### Directions
If a line in the records below holds the string "Restore", count it; give only the total.

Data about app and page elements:
★ ★ ★

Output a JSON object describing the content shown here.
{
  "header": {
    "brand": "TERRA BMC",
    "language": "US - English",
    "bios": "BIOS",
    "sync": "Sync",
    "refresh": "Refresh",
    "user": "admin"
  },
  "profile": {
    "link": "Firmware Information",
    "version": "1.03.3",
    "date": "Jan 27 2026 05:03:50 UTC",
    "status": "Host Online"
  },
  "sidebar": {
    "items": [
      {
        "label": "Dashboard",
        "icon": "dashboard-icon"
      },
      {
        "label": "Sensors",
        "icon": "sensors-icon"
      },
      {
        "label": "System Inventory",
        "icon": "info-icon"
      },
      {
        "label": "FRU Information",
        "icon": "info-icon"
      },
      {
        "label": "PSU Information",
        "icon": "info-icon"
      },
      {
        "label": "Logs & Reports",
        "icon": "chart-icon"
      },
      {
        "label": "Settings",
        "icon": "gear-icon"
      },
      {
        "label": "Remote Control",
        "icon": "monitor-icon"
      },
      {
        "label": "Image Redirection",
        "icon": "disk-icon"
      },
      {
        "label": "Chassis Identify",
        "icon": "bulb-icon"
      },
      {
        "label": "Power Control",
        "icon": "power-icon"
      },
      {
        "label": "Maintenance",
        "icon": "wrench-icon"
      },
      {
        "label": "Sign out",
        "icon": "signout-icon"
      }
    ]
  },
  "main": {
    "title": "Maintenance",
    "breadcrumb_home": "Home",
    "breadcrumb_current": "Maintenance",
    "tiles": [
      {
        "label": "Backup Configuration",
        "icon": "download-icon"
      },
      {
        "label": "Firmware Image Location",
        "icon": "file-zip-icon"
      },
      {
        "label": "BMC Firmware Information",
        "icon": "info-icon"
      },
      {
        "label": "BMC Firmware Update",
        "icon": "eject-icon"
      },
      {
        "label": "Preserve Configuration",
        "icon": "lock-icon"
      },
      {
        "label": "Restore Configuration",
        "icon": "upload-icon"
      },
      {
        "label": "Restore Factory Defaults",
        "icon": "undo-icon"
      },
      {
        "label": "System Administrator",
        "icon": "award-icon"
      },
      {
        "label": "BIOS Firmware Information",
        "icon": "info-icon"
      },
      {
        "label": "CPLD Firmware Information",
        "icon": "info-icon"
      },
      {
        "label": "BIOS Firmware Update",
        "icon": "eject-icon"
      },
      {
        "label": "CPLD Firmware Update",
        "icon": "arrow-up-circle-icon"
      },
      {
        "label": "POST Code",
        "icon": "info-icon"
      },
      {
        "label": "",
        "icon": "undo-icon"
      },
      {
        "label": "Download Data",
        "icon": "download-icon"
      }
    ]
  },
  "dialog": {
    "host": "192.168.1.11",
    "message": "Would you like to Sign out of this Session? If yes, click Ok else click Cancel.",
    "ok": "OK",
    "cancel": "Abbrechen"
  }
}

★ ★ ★

### Expected output
2